The quality of insight leads to the next stage of ideation where divergent and convergent creativity techniques are used, with the insight and the reframed problem as a context of reference. It leads us to the third distinctive dimension.
Rapid prototyping: Once an idea is formed, a design-thinking approach talks of rapid prototyping, that of quickly creating a working model of an idea and putting it in front of users. The fundamental principle here is to 'fail fast to succeed early'. It makes sense because, in case of an unstructured problem, a user does not exactly know what he/she wants but can react to or experience a solution that is presented. It requires a significant mindset shift because leaders must have the courage to present 'half-formed' solutions in front of users and move away from the mindset of 'one correct solution' that can be predetermined through extensive analysis.
Why Design Thinking
A large number of problems that we face are unstructured with some critical features and, hence, would require innovative handling.
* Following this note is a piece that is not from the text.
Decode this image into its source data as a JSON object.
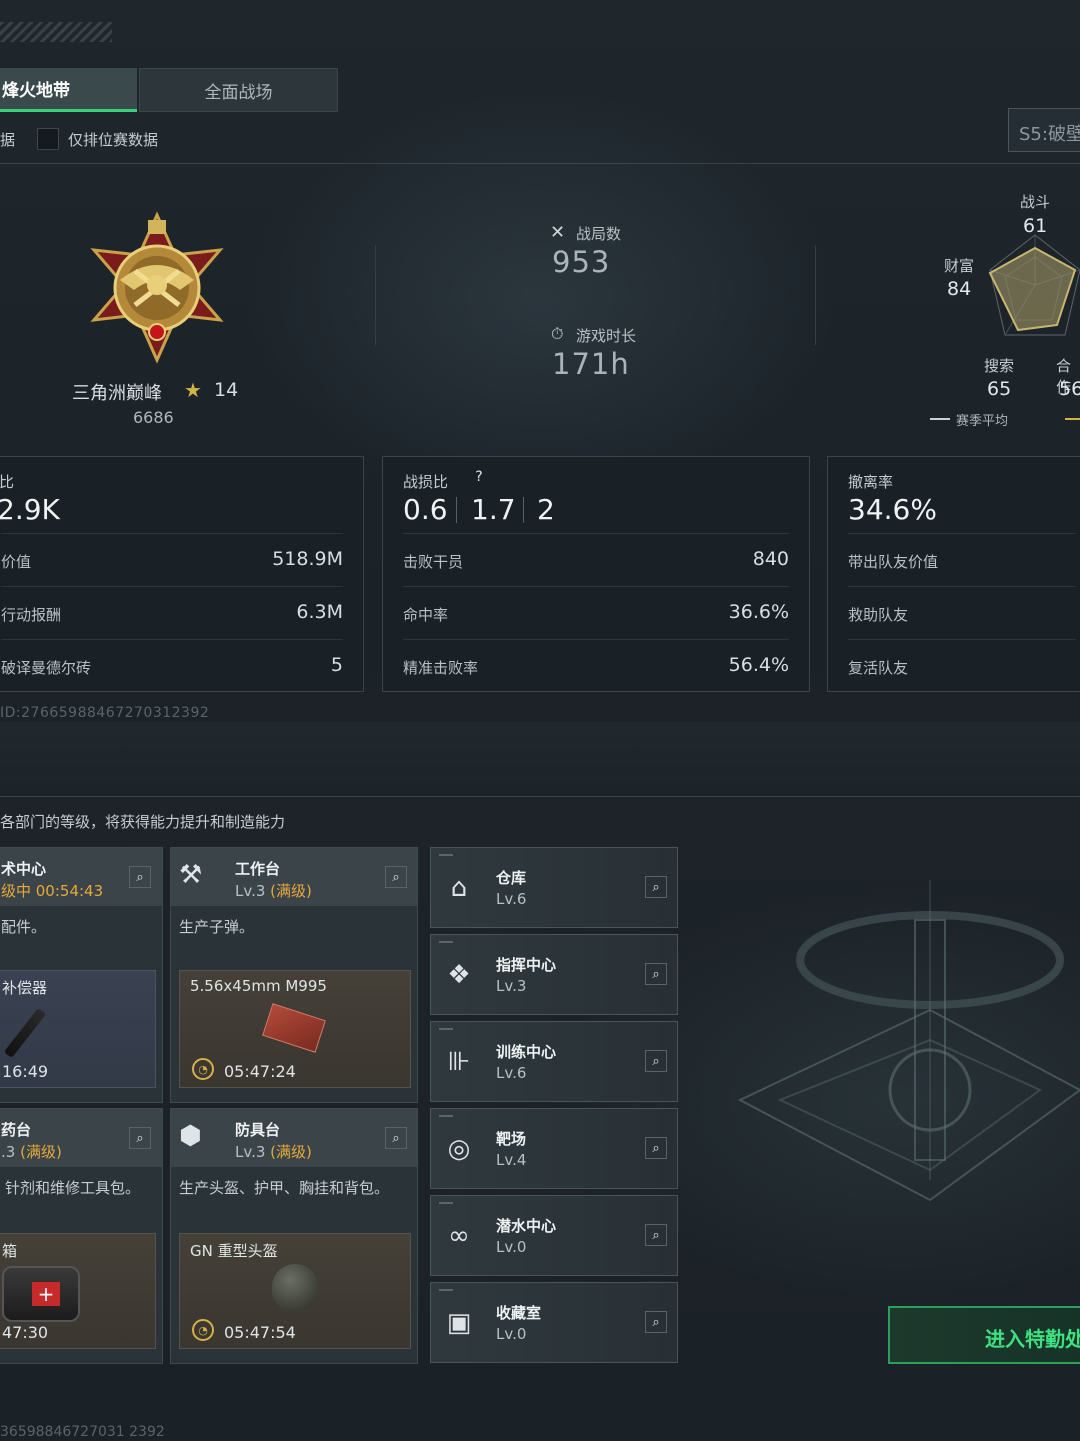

For instance, the pace of technology change is faster than the rate at which human beings are currently adapting to technology. However, research suggests technology in itself does not guarantee progress. Technology amplifies social construction. Human and cultural dimensions of organisations need to be well understood to leverage technology for change. The reliance on gadgets often implies lack of human connection at home and workplace, and this can be both an enabler and an impediment to successful teamwork.
Why is design thinking needed in the boardroom? We are moving towards a VUCA world - volatile, uncertain, complex and ambiguous. It means traditional silos are breaking down. As far as organisational structure and management theory go, managerial thoughts and practices are still driven by the industrial organisation, an organisation characterised by specialisation and hierarchy, with finance, marketing, manufacturing and technology as its key verticals. Today technology is no longer just a vertical but something that is diffused across every element of the organisation. The transition from the industrial organisation to the digital organisation is before us. How we would make decisions if we could have the right information at the right time is a pertinent question, differentially enabled by intelligent objects, cloud-based information systems and the ability to analyse complex and large data sets.
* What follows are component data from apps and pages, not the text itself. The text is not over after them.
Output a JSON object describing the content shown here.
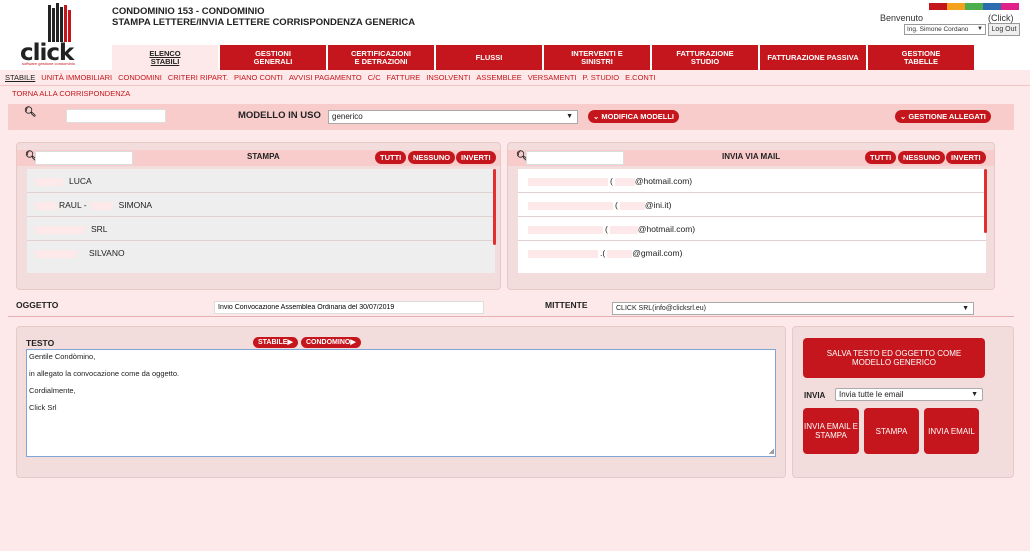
{
  "header": {
    "title_line1": "CONDOMINIO 153 - CONDOMINIO",
    "title_line2": "STAMPA LETTERE/INVIA LETTERE CORRISPONDENZA GENERICA",
    "welcome": "Benvenuto",
    "click_label": "(Click)",
    "user": "Ing. Simone Cordano",
    "logout": "Log Out",
    "logo_text": "click",
    "logo_sub": "software gestione condominio",
    "color_bar": [
      "#c4161c",
      "#f4a11d",
      "#4cae4c",
      "#2b6cb0",
      "#e0218a"
    ]
  },
  "main_nav": [
    {
      "line1": "ELENCO",
      "line2": "STABILI",
      "active": true
    },
    {
      "line1": "GESTIONI",
      "line2": "GENERALI"
    },
    {
      "line1": "CERTIFICAZIONI",
      "line2": "E DETRAZIONI"
    },
    {
      "line1": "FLUSSI",
      "line2": ""
    },
    {
      "line1": "INTERVENTI E",
      "line2": "SINISTRI"
    },
    {
      "line1": "FATTURAZIONE",
      "line2": "STUDIO"
    },
    {
      "line1": "FATTURAZIONE PASSIVA",
      "line2": ""
    },
    {
      "line1": "GESTIONE",
      "line2": "TABELLE"
    }
  ],
  "sub_nav": [
    "STABILE",
    "UNITÀ IMMOBILIARI",
    "CONDOMINI",
    "CRITERI RIPART.",
    "PIANO CONTI",
    "AVVISI PAGAMENTO",
    "C/C",
    "FATTURE",
    "INSOLVENTI",
    "ASSEMBLEE",
    "VERSAMENTI",
    "P. STUDIO",
    "E.CONTI"
  ],
  "back_link": "TORNA ALLA CORRISPONDENZA",
  "model_bar": {
    "label": "MODELLO IN USO",
    "value": "generico",
    "edit_button": "MODIFICA MODELLI",
    "attachments_button": "GESTIONE ALLEGATI"
  },
  "print_panel": {
    "title": "STAMPA",
    "btn_all": "TUTTI",
    "btn_none": "NESSUNO",
    "btn_invert": "INVERTI",
    "rows": [
      {
        "blank": 28,
        "text": "LUCA"
      },
      {
        "blank": 22,
        "text": "RAUL -",
        "blank2": 22,
        "text2": "SIMONA"
      },
      {
        "blank": 50,
        "text": "SRL"
      },
      {
        "blank": 42,
        "text": "SILVANO"
      }
    ]
  },
  "mail_panel": {
    "title": "INVIA VIA MAIL",
    "btn_all": "TUTTI",
    "btn_none": "NESSUNO",
    "btn_invert": "INVERTI",
    "rows": [
      {
        "blank": 80,
        "text": "(",
        "blank2": 20,
        "text2": "@hotmail.com)"
      },
      {
        "blank": 85,
        "text": "(",
        "blank2": 25,
        "text2": "@ini.it)"
      },
      {
        "blank": 75,
        "text": "(",
        "blank2": 28,
        "text2": "@hotmail.com)"
      },
      {
        "blank": 70,
        "text": ".(",
        "blank2": 25,
        "text2": "@gmail.com)"
      }
    ]
  },
  "subject": {
    "label": "OGGETTO",
    "value": "Invio Convocazione Assemblea Ordinaria del 30/07/2019"
  },
  "sender": {
    "label": "MITTENTE",
    "value": "CLICK SRL(info@clicksrl.eu)"
  },
  "text_panel": {
    "label": "TESTO",
    "tag_stabile": "STABILE",
    "tag_condomino": "CONDOMINO",
    "lines": [
      "Gentile Condòmino,",
      "",
      "in allegato la convocazione come da oggetto.",
      "",
      "Cordialmente,",
      "",
      "Click Srl"
    ]
  },
  "actions": {
    "save_template": "SALVA TESTO ED OGGETTO COME MODELLO GENERICO",
    "send_label": "INVIA",
    "send_value": "Invia tutte le email",
    "btn_email_print": "INVIA EMAIL E STAMPA",
    "btn_print": "STAMPA",
    "btn_email": "INVIA EMAIL"
  }
}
what Leaders must do
First, they should embrace 'design thinking as a mindset'. Andy Grove, the former CEO of Intel, famously said, "The CEO is the last to know," implying a lot of critical information does not reach the top. The 'design thinking mindset' means leaders must be aware of their ignorance and actively seek out people, both down the line and outside the organisation, to stay abreast of the changing world.
Acknowledging that leaders do not have all the answers is an important first step.
The willingness to experiment, both as a demonstrated leadership attribute and an attitude that is encouraged by leaders in problem-solving settings, is a corollary and, hence, the second step.
The willingness to go beyond 'the usual suspects' and construct diverse teams with outsider input is the third step.
The entire exercise needs board support. A basic level of design thinking awareness at the board level and the senior leadership level will be an important fourth step.
Finally, setting the vision and socialising it happen to be truly unstructured problems. Applying design thinking to the omnipresent question - how I can make my employees own my vision and values, and live those values - may not be a bad place to start your organisation's design thinking journey.